DNAinfo is probably getting more attention in death than it did in life, which is no doubt the fundamental cause of its untimely demise.
While the journalism community laments the narrative of the evil billionaire crushing the unionist protagonists, I will share a mundane, prosaic observation that may have more to do with the realities of digital publishing.
I subscribed to several of the micro-local editions of DNA info and Chicagoist. But I didn’t recall seeing them of late. The reason became clear when I checked my junk mail today, where I found 47 collector’s edition emails from the late publisher.
The junk mail graveyard is an excruciatingly tough one to avoid, much like its analog counterpart, but it is a matter of life or death for the corporate persons attempting to make the ad-supported business model work. Pay attention to the nuts and bolts of getting into the real inbox, or join DNA info on the ash heap of publishing history.
But don't stop there. Go where the eyeballs are. Social. Mobile. There are new technologies that enable push notifications sans app downloads--get on them.
In academia, the mantra is publish or perish. In publishing, you can publish and still perish if you don't go where the eyeballs are. Maybe that's why Rickets heard crickets instead of clicks from his subscribers.
NB--There is another way to save DNA and its clones, which is somewhat more controversial.

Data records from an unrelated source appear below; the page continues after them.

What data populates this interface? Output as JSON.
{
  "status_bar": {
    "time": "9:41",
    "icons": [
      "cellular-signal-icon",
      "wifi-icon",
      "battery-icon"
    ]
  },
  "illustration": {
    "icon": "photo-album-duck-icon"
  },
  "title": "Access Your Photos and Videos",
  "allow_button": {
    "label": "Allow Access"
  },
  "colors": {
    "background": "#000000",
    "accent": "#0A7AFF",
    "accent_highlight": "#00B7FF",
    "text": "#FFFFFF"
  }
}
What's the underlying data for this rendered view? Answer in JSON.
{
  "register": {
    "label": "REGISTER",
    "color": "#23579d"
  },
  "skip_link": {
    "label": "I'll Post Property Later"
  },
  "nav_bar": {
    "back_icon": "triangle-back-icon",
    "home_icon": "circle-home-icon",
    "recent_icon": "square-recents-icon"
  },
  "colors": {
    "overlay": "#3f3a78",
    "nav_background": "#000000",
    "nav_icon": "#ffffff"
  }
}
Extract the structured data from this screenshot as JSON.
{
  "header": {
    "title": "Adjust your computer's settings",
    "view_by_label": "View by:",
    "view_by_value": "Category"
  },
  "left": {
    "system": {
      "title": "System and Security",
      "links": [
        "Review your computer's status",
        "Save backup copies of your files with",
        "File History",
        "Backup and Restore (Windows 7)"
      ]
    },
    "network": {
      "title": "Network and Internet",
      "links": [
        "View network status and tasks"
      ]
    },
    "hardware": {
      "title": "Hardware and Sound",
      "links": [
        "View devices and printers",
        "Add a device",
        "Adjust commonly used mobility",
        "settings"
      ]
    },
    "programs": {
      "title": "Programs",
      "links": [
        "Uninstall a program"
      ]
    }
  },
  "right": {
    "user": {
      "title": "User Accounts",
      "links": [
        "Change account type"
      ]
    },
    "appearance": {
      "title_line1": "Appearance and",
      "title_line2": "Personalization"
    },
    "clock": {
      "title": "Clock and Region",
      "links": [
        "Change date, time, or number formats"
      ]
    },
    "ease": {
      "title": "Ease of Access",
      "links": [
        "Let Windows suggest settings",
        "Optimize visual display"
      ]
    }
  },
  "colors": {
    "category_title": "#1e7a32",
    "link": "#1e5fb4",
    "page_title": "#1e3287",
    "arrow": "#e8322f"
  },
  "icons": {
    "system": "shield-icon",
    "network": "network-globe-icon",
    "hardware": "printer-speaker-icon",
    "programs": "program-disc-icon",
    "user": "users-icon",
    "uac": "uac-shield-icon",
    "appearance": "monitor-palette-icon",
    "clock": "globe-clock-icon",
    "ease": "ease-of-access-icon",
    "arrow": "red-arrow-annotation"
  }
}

In the interest of maintaining the peace, I will share this with interested parties who message me.